U.S. units of foreign lenders including Deutsche Bank AG may be required by regulators to comply with tougher capital rules that some banks sought to skirt, three people with knowledge of the discussions said.
The Federal Reserve, drafting standards for the nation's largest banks, may force non-U.S. firms to house all of their businesses within a U.S. holding company, said the people, who requested anonymity because the rules haven't been completed. That means local units would have to meet minimum capital standards regardless of their parents' resources.
Deutsche Bank and London-based Barclays Plc have changed their U.S. legal status in the past two years to discard the holding-company structure. The treatment could force foreign banks to inject capital into their U.S. units and limit their ability to move funds across borders, said Luigi De Ghenghi, a partner at law firm Davis Polk & Wardwell LLP in New York.
"Fragmenting capital along regional lines will impose real costs on doing cross-border banking," said De Ghenghi, a member of the firm's financial-institutions group. "Global banks will risk ending up with overcapitalized units all around the world because regulators are reluctant to allow the repatriation of capital once it's moved to their jurisdiction."
Foreign lenders can choose whether to create U.S. bank holding companies.
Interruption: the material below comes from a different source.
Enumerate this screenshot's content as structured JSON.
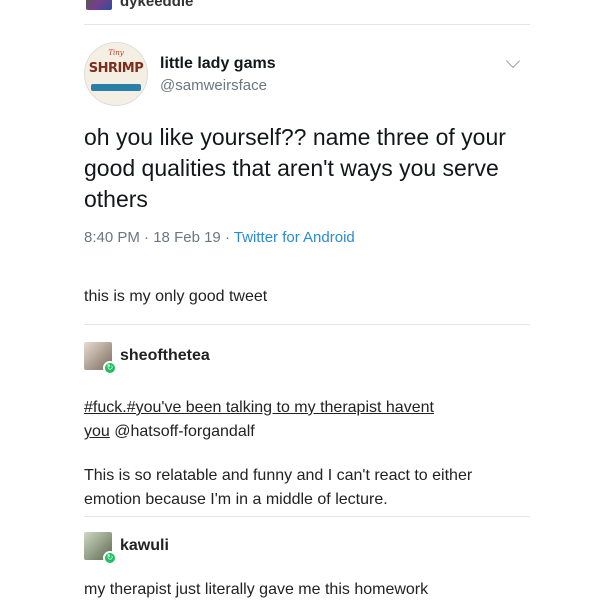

Those units were exempt from capital standards as long as their parent firms were well-capitalized.
The Fed provided $538 billion of emergency loans to the U.S. units of European banks during the financial crisis, almost as much as it did to U.S. firms. That increased political pressure on lawmakers and regulators to tighten rules for all.
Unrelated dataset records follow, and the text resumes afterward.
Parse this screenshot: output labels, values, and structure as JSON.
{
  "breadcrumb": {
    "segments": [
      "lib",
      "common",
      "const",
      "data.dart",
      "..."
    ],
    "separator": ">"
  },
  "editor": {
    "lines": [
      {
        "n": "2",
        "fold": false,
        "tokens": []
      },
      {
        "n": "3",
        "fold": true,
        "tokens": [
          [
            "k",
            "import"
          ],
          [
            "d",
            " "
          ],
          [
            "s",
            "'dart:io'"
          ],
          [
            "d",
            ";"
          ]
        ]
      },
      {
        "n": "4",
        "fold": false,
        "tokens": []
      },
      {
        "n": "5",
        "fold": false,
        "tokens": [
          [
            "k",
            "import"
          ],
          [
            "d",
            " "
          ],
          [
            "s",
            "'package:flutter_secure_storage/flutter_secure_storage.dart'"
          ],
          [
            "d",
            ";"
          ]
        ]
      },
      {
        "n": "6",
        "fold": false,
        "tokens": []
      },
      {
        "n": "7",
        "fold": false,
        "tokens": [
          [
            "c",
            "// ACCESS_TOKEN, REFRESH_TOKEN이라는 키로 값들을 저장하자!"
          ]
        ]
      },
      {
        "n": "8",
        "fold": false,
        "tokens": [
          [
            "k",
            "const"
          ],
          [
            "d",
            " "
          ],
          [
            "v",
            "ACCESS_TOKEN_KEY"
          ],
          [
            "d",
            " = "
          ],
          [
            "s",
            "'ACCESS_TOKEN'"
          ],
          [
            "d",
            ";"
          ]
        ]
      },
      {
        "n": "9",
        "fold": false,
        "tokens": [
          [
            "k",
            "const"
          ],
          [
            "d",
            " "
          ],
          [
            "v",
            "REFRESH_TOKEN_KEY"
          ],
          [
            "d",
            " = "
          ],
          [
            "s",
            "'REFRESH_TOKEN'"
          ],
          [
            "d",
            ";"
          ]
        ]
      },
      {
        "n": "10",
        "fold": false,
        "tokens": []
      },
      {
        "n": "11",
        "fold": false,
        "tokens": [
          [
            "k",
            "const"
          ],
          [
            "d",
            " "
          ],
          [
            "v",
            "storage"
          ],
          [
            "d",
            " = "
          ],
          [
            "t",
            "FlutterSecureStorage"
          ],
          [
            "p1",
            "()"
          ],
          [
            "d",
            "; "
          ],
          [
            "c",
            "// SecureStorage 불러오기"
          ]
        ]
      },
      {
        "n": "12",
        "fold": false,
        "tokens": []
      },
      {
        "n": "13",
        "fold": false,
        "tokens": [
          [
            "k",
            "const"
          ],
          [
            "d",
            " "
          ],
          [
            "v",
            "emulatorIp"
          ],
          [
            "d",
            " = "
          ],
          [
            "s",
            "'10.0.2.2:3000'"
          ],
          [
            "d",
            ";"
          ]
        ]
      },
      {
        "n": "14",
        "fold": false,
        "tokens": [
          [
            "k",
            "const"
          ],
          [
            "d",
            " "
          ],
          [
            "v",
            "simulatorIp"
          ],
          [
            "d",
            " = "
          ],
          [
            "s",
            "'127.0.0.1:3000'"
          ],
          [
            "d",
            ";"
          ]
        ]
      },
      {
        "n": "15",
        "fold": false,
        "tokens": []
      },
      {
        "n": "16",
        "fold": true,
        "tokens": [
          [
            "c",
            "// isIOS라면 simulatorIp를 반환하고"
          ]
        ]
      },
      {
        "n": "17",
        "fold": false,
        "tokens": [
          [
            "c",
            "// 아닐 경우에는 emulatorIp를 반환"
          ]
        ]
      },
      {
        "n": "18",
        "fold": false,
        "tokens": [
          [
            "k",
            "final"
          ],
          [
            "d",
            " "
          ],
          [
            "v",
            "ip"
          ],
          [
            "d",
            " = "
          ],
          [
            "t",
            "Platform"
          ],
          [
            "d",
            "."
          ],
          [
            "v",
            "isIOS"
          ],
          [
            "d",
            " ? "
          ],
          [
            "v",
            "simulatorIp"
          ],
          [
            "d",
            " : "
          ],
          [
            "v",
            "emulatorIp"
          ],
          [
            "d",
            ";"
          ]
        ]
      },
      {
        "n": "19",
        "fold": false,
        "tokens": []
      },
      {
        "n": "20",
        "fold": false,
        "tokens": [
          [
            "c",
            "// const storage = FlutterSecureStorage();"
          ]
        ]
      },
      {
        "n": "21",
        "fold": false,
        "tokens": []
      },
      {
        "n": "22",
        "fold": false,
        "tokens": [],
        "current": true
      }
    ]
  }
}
The 2010 Dodd-Frank Act closed the capital exemption for foreign bank holding companies. Some non-U.S. lenders then altered their legal structures to remain outside the scope of local capital rules.
Deutsche Bank, Germany's biggest lender, estimated in 2010 that it might need to inject almost $20 billion into its U.S. unit to comply with the same rules as domestic banks, the Wall Street Journal reported last year, citing an internal company document. The division, known as Taunus Corp., dropped its status as a bank holding company in February.
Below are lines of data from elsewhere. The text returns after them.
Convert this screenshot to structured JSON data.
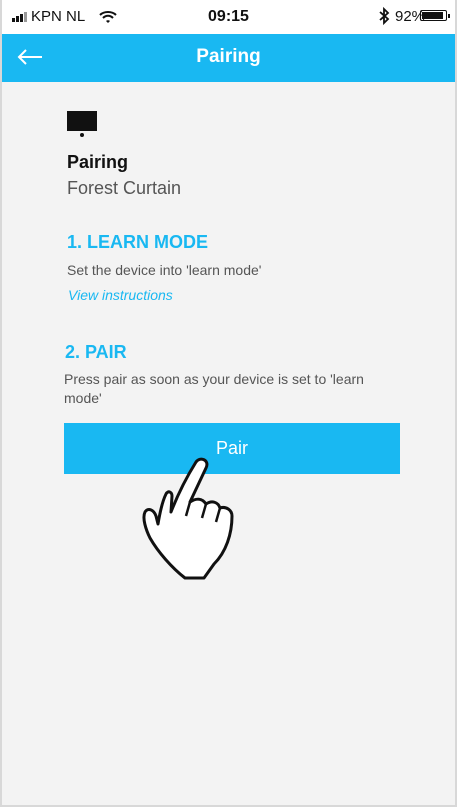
{
  "status_bar": {
    "carrier": "KPN NL",
    "time": "09:15",
    "battery_percent": "92%",
    "battery_level": 0.92,
    "icons": [
      "signal-icon",
      "wifi-icon",
      "bluetooth-icon",
      "battery-icon"
    ]
  },
  "nav": {
    "title": "Pairing",
    "back_icon": "back-arrow-icon"
  },
  "device": {
    "icon": "device-icon",
    "title": "Pairing",
    "name": "Forest Curtain"
  },
  "steps": [
    {
      "heading": "1. LEARN MODE",
      "text": "Set the device into 'learn mode'",
      "link": "View instructions"
    },
    {
      "heading": "2. PAIR",
      "text": "Press pair as soon as your device is set to 'learn mode'"
    }
  ],
  "actions": {
    "pair_label": "Pair"
  },
  "overlay": {
    "cursor_icon": "hand-pointer-icon"
  },
  "colors": {
    "accent": "#19b8f2",
    "background": "#f3f3f3",
    "text_primary": "#111111",
    "text_secondary": "#555555"
  }
}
Barclays, the U.K.'s second-biggest bank, said in February 2011 that it deregistered Barclays Group U.S. as a bank holding company, partly to sidestep the capital requirements.